[Exercise prompt] Check each line of the material, and show the ones that include the word "FLOOR".

[The input]
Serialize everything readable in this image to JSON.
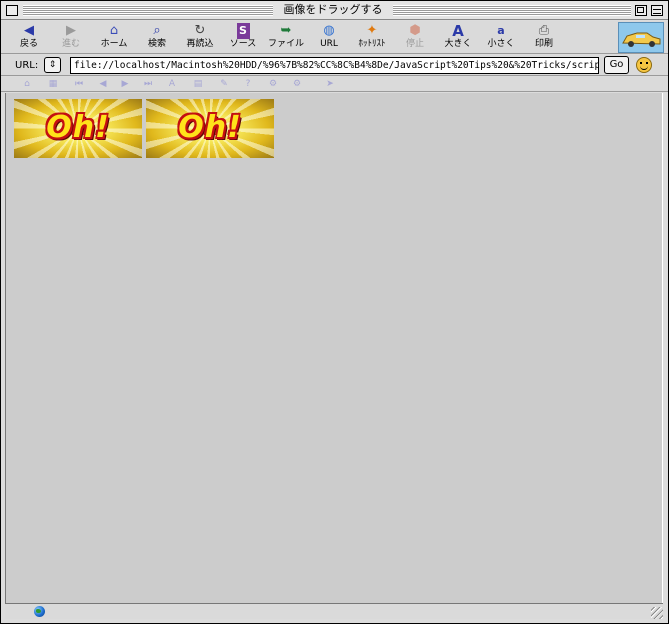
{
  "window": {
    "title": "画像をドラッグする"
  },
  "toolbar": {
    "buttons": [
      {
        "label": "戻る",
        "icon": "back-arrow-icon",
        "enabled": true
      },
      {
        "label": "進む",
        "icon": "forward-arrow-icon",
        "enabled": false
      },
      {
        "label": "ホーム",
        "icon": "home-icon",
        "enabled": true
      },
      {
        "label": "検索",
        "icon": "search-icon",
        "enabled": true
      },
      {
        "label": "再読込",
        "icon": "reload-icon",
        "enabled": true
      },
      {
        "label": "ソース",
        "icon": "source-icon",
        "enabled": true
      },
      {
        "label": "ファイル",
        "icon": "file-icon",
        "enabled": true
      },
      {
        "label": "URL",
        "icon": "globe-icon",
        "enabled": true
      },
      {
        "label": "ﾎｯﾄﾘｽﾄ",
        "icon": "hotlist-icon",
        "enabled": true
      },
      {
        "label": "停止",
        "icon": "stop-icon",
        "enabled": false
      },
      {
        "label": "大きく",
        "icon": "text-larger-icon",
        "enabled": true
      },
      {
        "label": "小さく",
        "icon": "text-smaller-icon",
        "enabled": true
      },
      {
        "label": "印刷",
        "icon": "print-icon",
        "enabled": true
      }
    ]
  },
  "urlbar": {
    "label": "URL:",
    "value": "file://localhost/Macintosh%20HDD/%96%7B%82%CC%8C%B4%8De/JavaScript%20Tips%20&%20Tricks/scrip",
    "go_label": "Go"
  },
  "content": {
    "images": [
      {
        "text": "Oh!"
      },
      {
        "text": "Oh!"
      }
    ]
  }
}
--
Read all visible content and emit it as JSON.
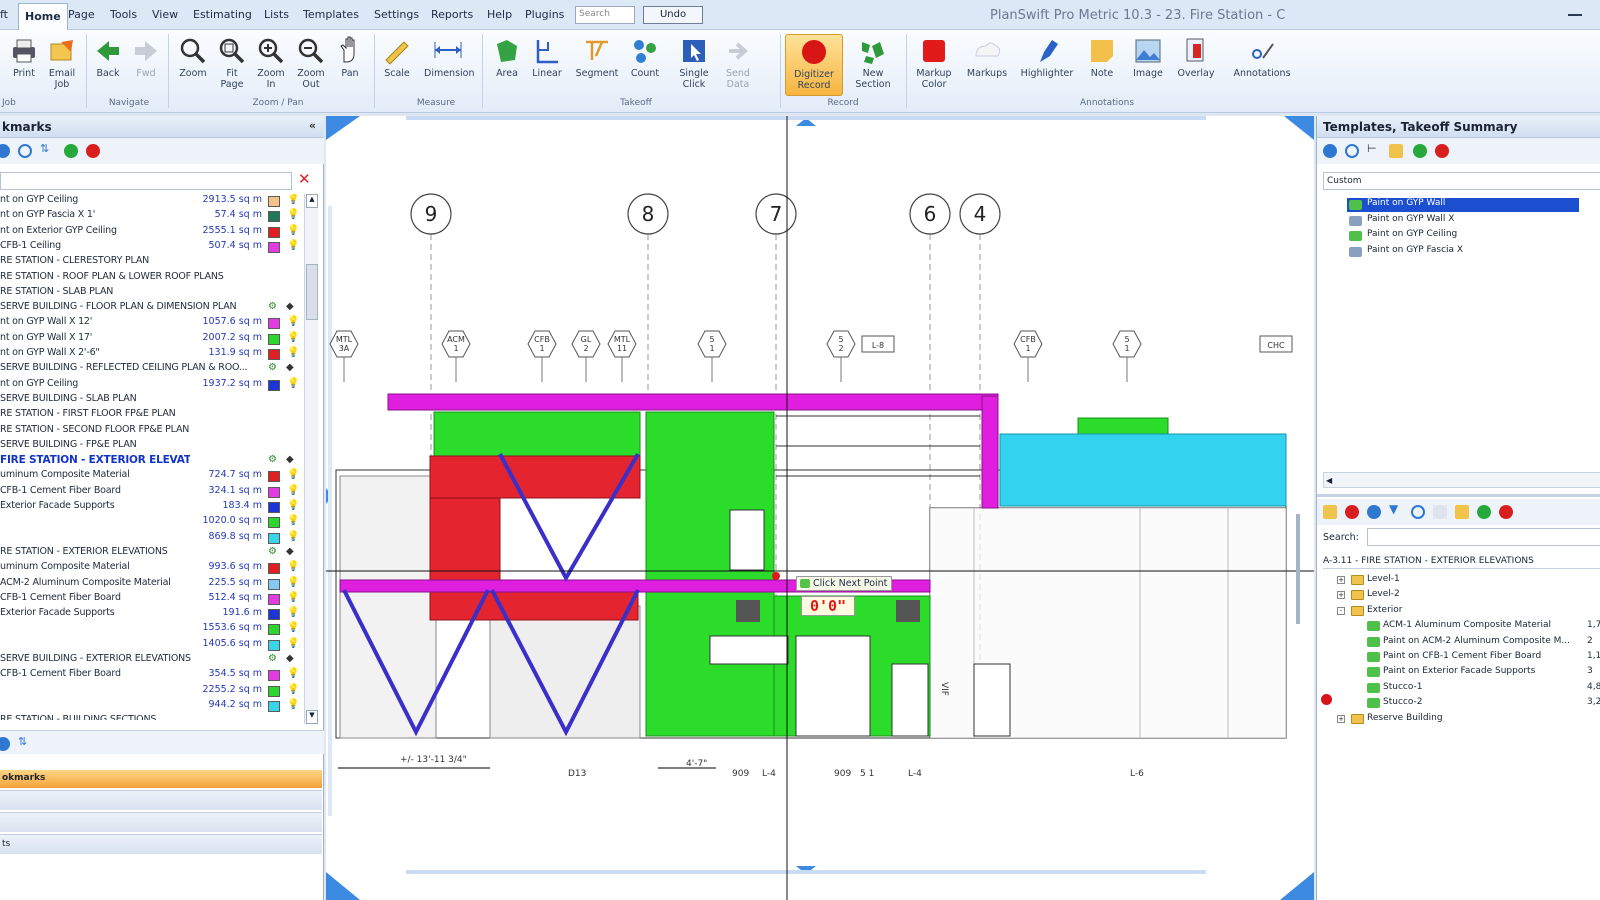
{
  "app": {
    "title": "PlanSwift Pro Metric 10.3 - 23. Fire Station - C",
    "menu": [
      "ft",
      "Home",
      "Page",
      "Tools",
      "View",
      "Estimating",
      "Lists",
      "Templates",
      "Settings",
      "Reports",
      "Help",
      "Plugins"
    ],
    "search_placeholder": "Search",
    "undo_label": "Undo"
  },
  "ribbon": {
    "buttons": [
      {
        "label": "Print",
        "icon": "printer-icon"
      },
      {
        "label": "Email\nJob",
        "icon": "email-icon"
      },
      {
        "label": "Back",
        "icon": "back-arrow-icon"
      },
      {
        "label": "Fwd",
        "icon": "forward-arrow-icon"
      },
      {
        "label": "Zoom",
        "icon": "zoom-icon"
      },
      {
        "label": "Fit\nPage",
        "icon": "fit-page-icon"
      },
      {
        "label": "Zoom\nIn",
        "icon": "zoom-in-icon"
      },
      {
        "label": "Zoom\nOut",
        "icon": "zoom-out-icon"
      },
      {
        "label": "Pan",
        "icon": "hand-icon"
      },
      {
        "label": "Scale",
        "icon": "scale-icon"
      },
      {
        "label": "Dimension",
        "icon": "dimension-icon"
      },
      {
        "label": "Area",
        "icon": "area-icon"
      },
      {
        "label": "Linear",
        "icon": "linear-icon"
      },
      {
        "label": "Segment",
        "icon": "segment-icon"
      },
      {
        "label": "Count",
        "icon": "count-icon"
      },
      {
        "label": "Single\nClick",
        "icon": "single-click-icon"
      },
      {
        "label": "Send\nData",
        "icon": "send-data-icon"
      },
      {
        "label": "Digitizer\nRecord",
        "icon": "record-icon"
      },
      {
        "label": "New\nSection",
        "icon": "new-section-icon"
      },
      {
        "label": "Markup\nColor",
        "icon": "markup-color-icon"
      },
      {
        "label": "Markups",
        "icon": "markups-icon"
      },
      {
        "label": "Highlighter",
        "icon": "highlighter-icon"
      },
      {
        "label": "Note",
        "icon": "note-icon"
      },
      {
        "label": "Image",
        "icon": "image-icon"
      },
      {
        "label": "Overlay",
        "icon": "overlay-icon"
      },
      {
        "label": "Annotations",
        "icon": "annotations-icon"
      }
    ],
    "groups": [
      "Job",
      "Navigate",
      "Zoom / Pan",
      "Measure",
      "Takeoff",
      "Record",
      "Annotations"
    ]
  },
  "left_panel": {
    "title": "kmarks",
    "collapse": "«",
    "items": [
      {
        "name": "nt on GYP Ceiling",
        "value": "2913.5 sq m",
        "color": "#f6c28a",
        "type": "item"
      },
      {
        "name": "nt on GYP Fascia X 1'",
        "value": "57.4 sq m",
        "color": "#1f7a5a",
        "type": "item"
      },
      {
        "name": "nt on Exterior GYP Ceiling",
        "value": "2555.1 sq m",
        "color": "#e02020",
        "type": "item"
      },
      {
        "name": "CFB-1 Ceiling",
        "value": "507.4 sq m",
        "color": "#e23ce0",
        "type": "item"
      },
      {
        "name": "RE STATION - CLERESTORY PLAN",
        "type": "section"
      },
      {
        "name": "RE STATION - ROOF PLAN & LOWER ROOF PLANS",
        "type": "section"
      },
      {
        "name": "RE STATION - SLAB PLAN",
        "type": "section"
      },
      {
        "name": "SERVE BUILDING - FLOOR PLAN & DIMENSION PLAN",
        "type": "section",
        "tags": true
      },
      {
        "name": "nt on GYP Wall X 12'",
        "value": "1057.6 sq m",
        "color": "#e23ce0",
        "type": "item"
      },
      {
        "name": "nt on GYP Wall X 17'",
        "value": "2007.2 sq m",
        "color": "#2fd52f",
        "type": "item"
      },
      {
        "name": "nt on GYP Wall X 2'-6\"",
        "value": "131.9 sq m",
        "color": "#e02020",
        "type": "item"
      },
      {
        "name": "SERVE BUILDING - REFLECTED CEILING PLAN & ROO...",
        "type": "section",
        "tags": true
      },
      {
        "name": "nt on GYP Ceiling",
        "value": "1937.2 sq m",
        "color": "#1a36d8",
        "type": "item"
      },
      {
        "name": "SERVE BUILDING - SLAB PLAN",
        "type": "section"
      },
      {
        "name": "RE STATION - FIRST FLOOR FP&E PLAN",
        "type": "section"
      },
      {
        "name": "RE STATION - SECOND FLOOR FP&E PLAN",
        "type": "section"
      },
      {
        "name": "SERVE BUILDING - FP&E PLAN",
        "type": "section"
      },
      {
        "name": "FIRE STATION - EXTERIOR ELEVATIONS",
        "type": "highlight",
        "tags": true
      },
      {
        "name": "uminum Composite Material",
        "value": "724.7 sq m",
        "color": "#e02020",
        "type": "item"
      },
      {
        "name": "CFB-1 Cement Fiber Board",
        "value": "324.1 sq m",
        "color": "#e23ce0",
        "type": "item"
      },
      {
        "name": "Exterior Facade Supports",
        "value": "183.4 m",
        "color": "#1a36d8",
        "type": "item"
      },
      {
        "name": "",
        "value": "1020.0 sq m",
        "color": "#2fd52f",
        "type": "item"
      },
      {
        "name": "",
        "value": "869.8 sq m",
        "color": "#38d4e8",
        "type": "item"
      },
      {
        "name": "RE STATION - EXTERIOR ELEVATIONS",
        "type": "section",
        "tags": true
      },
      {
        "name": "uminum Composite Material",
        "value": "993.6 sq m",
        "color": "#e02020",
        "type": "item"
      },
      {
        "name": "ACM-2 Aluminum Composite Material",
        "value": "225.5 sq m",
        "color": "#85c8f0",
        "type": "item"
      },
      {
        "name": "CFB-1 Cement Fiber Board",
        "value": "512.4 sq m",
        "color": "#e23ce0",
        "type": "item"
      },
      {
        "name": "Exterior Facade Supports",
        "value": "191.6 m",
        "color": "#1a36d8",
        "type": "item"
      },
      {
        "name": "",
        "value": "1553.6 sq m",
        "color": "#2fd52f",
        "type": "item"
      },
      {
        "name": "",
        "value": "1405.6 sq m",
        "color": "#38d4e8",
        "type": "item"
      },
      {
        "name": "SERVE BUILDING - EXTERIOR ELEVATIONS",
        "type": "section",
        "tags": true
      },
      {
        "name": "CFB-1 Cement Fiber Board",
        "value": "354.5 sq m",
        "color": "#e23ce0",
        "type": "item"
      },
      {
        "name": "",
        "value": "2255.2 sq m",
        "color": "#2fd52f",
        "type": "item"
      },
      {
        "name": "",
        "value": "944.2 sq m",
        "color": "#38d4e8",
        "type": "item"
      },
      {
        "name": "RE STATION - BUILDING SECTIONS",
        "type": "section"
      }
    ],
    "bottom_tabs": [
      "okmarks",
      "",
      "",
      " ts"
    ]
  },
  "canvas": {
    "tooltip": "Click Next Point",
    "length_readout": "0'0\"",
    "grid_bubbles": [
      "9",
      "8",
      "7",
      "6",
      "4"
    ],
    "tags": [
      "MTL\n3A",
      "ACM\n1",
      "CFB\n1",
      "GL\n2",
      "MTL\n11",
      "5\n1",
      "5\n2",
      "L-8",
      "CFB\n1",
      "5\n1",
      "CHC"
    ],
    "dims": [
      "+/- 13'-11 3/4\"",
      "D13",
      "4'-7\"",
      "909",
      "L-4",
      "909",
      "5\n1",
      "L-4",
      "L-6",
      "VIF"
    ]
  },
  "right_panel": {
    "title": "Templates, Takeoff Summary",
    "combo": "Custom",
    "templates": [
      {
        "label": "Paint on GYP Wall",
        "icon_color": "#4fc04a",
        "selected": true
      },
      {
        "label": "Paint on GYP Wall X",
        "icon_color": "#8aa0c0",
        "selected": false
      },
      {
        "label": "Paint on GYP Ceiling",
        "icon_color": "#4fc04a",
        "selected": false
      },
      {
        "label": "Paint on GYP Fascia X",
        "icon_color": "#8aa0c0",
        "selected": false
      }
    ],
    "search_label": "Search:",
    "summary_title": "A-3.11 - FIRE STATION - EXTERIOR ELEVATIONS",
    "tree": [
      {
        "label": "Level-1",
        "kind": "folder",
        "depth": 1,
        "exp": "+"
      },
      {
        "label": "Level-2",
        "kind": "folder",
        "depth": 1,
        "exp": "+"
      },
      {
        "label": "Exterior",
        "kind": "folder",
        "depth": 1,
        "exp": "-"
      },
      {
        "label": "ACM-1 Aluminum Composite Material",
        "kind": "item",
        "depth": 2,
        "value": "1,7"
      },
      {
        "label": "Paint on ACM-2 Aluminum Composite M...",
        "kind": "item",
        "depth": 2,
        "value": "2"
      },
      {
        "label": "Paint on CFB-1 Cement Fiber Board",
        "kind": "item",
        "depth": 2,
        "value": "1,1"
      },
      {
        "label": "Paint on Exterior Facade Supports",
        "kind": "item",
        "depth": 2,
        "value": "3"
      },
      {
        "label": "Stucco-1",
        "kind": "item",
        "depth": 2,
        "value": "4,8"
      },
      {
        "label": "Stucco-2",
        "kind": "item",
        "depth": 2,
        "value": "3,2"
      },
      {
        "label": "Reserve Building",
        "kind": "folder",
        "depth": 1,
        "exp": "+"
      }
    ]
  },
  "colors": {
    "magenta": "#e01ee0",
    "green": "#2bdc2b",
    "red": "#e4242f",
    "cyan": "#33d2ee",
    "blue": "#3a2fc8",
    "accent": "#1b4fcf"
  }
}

[Exercise solution]
        "name": "SERVE BUILDING - FLOOR PLAN & DIMENSION PLAN",
        "name": "RE STATION - FIRST FLOOR FP&E PLAN",
        "name": "RE STATION - SECOND FLOOR FP&E PLAN",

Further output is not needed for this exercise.